Re: [CR] Brake Levers

(Example: Production Builders:Cinelli:Laser)

From: "ehbusch" <>
To: Kai Hilbertz <>, CR List <>
References: <501E3B398E62446580E8E09FF33E0CEC@Twinhead> <a06230903c5981be718e7@[]> <>
Date: Sun, 18 Jan 2009 12:09:20 -0500
Subject: Re: [CR] Brake Levers

Only problem I see here is that I never saw Lance using a front bar end shifter. All the pics and personal observations I've seen have Lance using a front down tube shifter, with a standard left brake lever...A down tube shifter would I believe have too many cables for his ride...

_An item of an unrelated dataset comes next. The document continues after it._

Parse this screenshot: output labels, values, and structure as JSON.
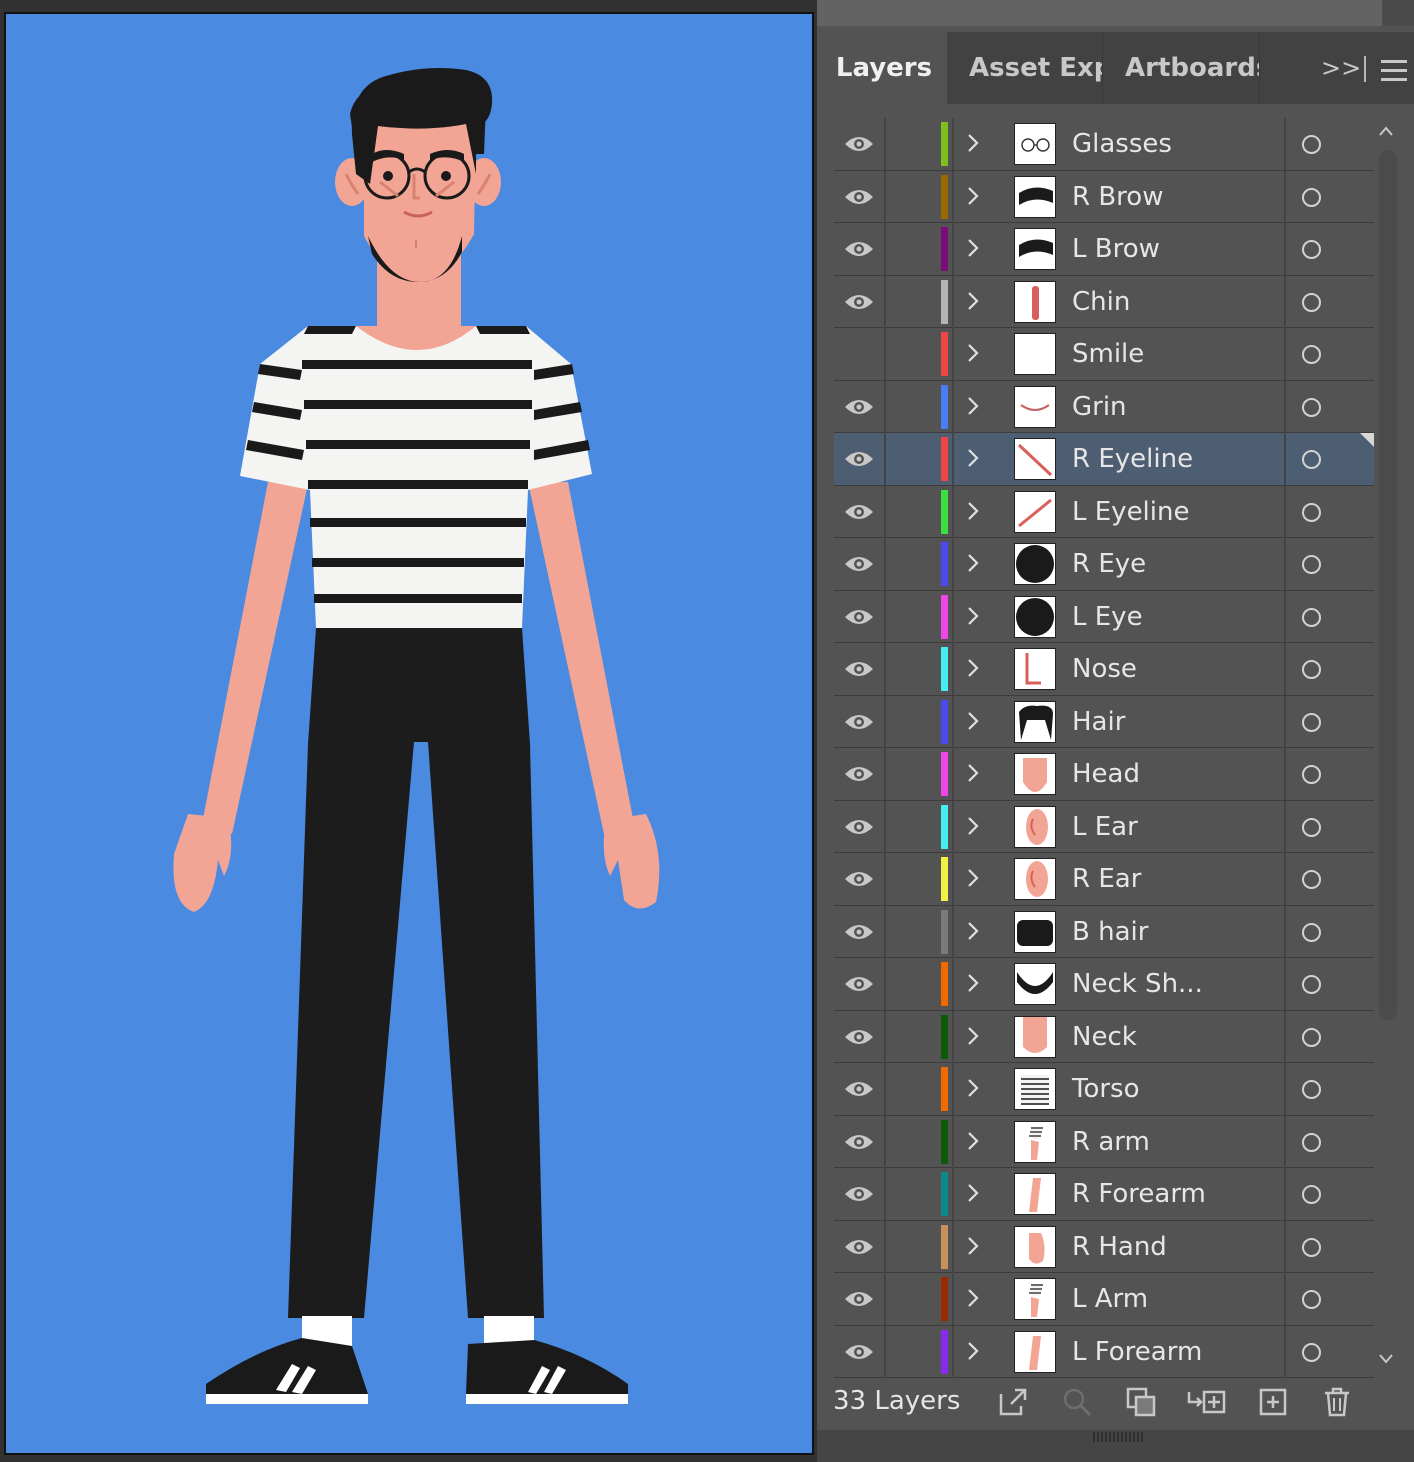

Ed Busch
Vonore Tennesse USA

----- Original Message -----
From: Kai Hilbertz
To: CR List
Sent: Sunday, January 18, 2009 11:57 AM
Subject: [CR] Brake Levers

> Jan. 18, 09
> Hello List,
> I can confirm what Michael Schmid + Tobit Linke said, brake levers in
> Germany are almost always mounted in the Continental + US style, i.e.
> left to front. As a friend of mine who is a professional mechanic
> confirmed, almost all exceptions he deals with are either British bikes
> or bikes belonging to cyclo-crossers who also ride motorcycles. And there
> are some cheap bikes and roller brake bikes with right to front, as
> mentioned.
> One point hasn't been raised yet. All off-topic modern brake+shift
> systems are set up to shift the rear derailleur with the right. Why could
> this play a role with how you set up your brake levers? If you'll bear
> with me, it can play a role for KOF or classic bikes with mixed braking
> systems.
> On a racing bike, I'll typically have side-pull brakes front and rear. My
> tandems and heavy touring bikes have cantilever bosses front and rear.
> With bikes in between these extremes, city bikes, commuters and light
> tourers, I personally often prefer a hybrid system with a side- pull in
> the rear and v-brakes in the front. This gives me a combination of
> braking strength in the front and modulation in the rear. Probably not
> most folks' cup of tea, but it works for me. (You can also get strength
> and modulation with Magura HS 66's + 77's, but these are no longer made,
> rare, and off topic).
> In the 70's and 80's, I never much liked down tube shifters and preferred
> bar-end shifters. I still like them today, but often prefer the comfort
> of a brake+shift system for the rear. A hybrid system impinges on brake
> levers as follows. My on-topic 70's Bruce Gordon has a rear side-pull
> brake and will receive a new KOF fork with cantilever bosses. The right
> brake (and shift) lever goes to the rear, where it perfectly matches the
> Campagnolo side-pull brake. The left brake lever, which has no shifting
> function, goes to the front and perfectly matches the v-brake without any
> travel-agents etc. The front derailleur is shifted by a bar-end lever on
> the left. BTW, different motives can lead to similar results; on
> mountain stages some racers such as Lance used a similar brake lever
> setup (without front cantis) with a bar-end shifter on the left to reduce
> weight.
> In the end, I have to agree with the Jan Heine that neither left to front
> nor right to front is superior. It's just a matter of personal
> preference, use whatever floats your boat.


> Greets


> Kai Hilbertz

> Munich, Germany